Worth the move
After calling one town home for 79 years, operators may find it a hard sell to uproot the entire brand and move more than 120 miles away. But that’s exactly what burger brand Krystal did when it made the transition from Chattanooga, Tennessee, to Atlanta earlier this year. Doug Pendergast, the brand’s president and CEO, says the decision to move was based on four factors: logistics, access to partners and suppliers, economics, and access to talent.
“We call our corporate office the ‘Restaurant Support Center,’ and as we think about truly fulfilling that mission, it’s critical that we can quickly and cost-effectively access our markets,” Pendergast says. “We have 60 restaurants in Atlanta and only 20 restaurants in Chattanooga, and all of our markets can be reached with direct flights from Atlanta,” thanks to the busiest international airport in the world, Hartsfield-Jackson Atlanta International Airport.
Not only do quick-serve companies like Chick-fil-A and Focus Brands abound in The Big Peach, but its growing population means the talent pool is deep.
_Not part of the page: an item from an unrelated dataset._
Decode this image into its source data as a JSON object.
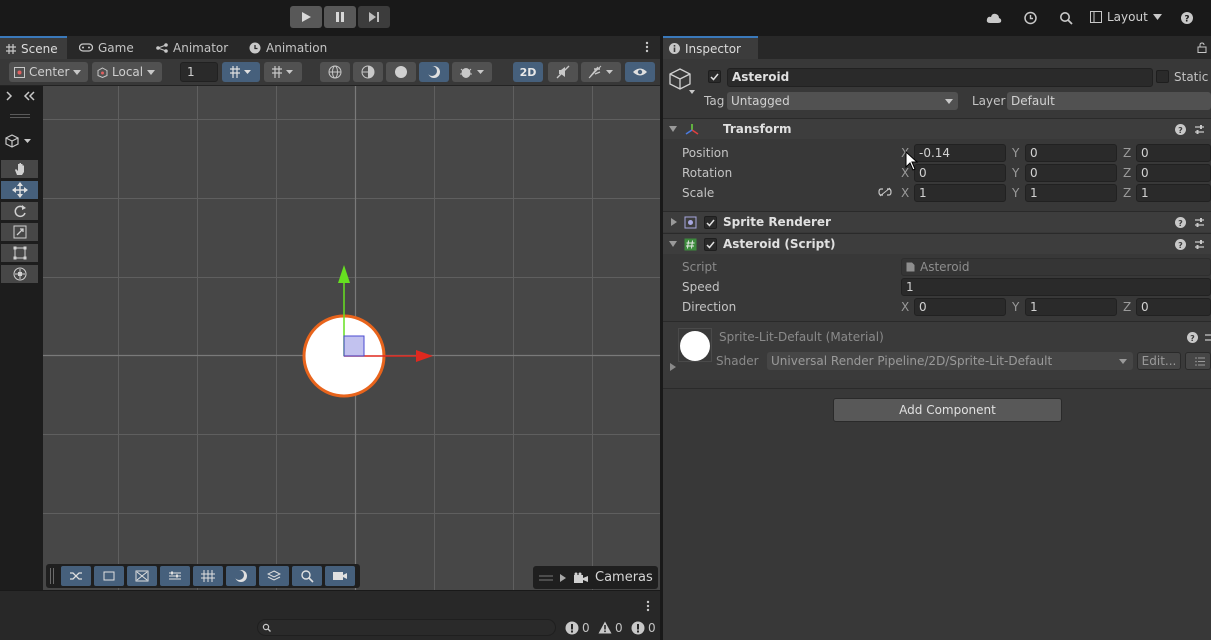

Atlanta’s metro-area population grew by 20 percent, to 4.1 million, between 2000 and 2010, and it’s estimated to expand by another 20 percent this decade.
Population: 5.38 million
Size: 8,480 square miles
Home To: Chick-fil-A, Tin Drum Asiacafé, Moe’s Southwest Grill, Wing Zone
- Atlanta is home to famous figures like Martin Luther King Jr., Jimmy Carter, and Hank Aaron
- The Hartsfield-Jackson International Airport carries more than 68 million passengers with nonstop service to 186 U.S. cities each year
- In the decade between 2000 and 2010, the median income grew from $34,000 to $50,000
Source: U.S. Census Bureau, Atlanta Convention & Visitors Bureau
“Because there are so many restaurant companies, [quick serves] in particular, that are either headquartered in Atlanta or have large regional offices in Atlanta, that creates a source of talent that, as we build and grow the company, we can draw from,” Pendergast says. He adds that Krystal is now able to connect more easily with some of its biggest partners and suppliers in the area, Coca-Cola being one of them.
But Krystal isn’t the only quick serve to pack up its stuff and head down South. Arby’s made the move in 2005 after acquiring its largest franchisee, Atlanta-based RTM. Chief operations officer George Condos writes in an e-mail to QSR that the city’s infrastructure is some of the best in the world, which comes in handy when supporting 140 restaurants in the area and throughout the state of Georgia.
Atlanta is known for having a relatively low cost of living, Condos says, as well as a favorable economic landscape. The Georgia Quality Jobs Credit, for example, offers tax credits to companies headquartered in the state that pay employees above the average county wage in which the company is based. “The credits are first used to offset the company’s Georgia income tax liability, but any unused credit can then be used against the company’s payroll tax liability,” he says.
Pendergast says Krystal was able to secure a corporate-office location with lower rent than it was paying in Chattanooga—good news for everyone down the line. “Since we sell 70-cent hamburgers for a living, every penny we’re not spending in rent means we can pass on lower prices to our customers,” he says.
To leverage its home base, Krystal recently formed a sponsorship with the Atlanta Braves. “There’s some great promotions that we’re doing that help drive business in our restaurants, but that also give us access to tickets,” Pendergast says. “We provide those for folks in the Restaurant Support Center, folks who work and support our Atlanta-based restaurants. So there’s amenities and access to events that were just not available in Chattanooga.”
Though traffic can be a headache, Condos says, Atlanta’s culture makes the city a perfect fit for the brand. It also boasts high-quality education, a good housing market, and a wealth of events and activities.
“While Atlanta is a large metropolitan city, it’s also rich in history and culture. The people that live here are business savvy and hard working, but there’s also a charm and genuineness to them,” he says.
Pendergast says the city’s Southern history and tradition—combined with its modern feel and a clear, forward-looking vision—resembles the way Krystal wants to be seen moving into the future. “That’s part of what we want to do with the Krystal brand—to take advantage of this great 80-year heritage, but also keep an eye on moving forward with innovation on the menu to appeal to a whole new generation of customers,” he says. “The Krystal brand is all about family, friends, and Southern goodness, and Atlanta, I think, is a combination of all the best of the old South.”